DIRECTIONS FOR THIS TASK =
Within the data below, copy each line where the string "expanded" is found.

INPUT DATA =

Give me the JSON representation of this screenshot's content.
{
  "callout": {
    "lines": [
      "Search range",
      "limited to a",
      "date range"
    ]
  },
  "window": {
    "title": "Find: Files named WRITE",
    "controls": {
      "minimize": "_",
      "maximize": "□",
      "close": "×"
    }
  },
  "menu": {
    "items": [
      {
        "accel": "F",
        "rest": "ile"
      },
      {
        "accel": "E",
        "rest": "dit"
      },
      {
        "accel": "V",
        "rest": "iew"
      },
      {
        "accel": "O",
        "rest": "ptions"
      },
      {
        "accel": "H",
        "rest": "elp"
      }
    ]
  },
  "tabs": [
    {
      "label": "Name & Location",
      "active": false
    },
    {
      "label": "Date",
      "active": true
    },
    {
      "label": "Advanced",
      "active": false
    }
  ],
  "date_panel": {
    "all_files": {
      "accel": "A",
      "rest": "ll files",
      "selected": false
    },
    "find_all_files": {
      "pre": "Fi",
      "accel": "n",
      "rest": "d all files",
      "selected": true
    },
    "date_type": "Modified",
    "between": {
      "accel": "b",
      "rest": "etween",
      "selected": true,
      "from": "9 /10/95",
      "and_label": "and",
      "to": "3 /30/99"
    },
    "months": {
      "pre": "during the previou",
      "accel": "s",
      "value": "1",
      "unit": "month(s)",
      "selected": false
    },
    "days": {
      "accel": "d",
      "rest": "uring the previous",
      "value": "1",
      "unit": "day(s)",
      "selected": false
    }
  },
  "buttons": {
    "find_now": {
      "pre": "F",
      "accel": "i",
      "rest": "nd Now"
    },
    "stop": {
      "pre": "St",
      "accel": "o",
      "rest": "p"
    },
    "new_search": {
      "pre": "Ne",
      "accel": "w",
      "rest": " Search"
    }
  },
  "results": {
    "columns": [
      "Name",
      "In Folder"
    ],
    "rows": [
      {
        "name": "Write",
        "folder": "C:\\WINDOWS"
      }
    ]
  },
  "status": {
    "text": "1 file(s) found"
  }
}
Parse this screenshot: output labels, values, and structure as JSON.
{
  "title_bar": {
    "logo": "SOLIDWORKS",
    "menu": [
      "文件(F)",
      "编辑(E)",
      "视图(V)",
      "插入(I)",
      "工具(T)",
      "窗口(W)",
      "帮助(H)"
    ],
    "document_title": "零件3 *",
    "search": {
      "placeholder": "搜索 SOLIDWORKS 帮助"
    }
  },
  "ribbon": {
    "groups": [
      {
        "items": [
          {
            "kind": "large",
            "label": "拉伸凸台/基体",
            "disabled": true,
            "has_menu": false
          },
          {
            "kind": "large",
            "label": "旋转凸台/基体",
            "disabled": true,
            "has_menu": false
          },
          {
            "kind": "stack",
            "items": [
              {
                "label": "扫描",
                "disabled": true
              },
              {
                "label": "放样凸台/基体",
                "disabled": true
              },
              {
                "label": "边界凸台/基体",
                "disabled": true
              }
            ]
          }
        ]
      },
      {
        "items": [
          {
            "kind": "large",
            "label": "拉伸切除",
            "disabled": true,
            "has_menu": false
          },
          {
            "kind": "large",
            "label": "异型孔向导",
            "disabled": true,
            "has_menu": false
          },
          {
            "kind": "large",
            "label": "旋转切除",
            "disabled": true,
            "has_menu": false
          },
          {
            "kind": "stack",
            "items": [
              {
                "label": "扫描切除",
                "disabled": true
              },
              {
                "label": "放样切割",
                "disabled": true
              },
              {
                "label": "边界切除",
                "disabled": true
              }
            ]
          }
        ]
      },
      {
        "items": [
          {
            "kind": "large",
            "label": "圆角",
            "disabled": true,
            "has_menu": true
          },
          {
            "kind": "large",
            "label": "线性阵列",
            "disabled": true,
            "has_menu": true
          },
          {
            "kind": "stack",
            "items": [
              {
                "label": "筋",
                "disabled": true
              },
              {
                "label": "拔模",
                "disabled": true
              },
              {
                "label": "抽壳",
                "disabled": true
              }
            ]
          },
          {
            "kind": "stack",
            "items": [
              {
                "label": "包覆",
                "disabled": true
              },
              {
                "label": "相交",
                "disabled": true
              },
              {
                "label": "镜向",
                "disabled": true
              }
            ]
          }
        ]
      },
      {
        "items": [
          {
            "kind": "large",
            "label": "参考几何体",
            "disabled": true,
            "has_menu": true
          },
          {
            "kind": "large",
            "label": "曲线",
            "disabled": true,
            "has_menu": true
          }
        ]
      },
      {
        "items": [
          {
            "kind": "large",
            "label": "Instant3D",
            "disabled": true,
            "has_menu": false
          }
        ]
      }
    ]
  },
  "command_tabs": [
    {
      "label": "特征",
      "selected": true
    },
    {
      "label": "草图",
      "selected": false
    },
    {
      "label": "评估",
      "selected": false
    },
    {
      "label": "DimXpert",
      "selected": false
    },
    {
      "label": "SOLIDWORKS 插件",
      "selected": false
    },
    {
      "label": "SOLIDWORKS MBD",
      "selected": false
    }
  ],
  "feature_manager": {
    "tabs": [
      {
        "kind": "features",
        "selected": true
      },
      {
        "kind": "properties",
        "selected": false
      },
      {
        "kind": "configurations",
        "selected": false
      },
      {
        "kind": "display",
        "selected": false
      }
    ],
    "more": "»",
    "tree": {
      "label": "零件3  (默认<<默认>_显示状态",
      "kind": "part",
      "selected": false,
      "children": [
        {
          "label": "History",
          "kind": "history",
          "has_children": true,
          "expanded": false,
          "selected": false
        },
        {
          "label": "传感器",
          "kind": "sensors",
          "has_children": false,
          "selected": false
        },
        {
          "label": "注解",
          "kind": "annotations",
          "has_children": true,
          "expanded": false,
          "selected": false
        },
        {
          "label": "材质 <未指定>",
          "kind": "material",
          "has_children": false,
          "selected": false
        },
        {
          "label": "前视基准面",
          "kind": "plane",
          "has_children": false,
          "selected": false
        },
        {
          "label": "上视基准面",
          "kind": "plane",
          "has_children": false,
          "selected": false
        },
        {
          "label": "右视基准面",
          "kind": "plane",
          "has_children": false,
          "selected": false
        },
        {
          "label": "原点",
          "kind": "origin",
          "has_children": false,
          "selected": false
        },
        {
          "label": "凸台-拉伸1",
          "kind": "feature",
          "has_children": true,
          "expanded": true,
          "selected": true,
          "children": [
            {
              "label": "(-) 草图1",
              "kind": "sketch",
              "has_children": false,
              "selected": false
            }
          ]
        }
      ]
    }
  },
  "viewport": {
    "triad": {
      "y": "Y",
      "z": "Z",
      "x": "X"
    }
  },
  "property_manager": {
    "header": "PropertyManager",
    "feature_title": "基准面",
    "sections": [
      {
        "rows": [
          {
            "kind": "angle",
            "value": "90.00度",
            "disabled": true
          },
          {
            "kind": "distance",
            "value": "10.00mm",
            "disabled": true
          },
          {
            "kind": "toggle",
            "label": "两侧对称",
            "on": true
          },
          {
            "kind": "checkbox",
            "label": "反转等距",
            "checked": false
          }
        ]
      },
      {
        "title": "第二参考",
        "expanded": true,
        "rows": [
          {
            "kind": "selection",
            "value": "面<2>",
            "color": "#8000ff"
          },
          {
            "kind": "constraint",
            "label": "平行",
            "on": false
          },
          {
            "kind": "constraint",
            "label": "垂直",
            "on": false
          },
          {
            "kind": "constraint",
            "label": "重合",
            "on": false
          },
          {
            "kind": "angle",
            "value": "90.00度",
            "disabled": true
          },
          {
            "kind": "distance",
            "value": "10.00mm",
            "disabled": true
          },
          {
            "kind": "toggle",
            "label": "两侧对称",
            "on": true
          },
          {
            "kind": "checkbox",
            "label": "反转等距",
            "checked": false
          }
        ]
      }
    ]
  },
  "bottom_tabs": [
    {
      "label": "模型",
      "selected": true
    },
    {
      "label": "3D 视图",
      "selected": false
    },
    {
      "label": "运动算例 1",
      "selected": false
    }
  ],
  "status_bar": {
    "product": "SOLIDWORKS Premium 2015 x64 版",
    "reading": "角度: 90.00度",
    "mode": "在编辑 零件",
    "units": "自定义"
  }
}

EXERCISE SOLUTION =
          "expanded": false,
          "expanded": false,
          "expanded": true,
        "expanded": true,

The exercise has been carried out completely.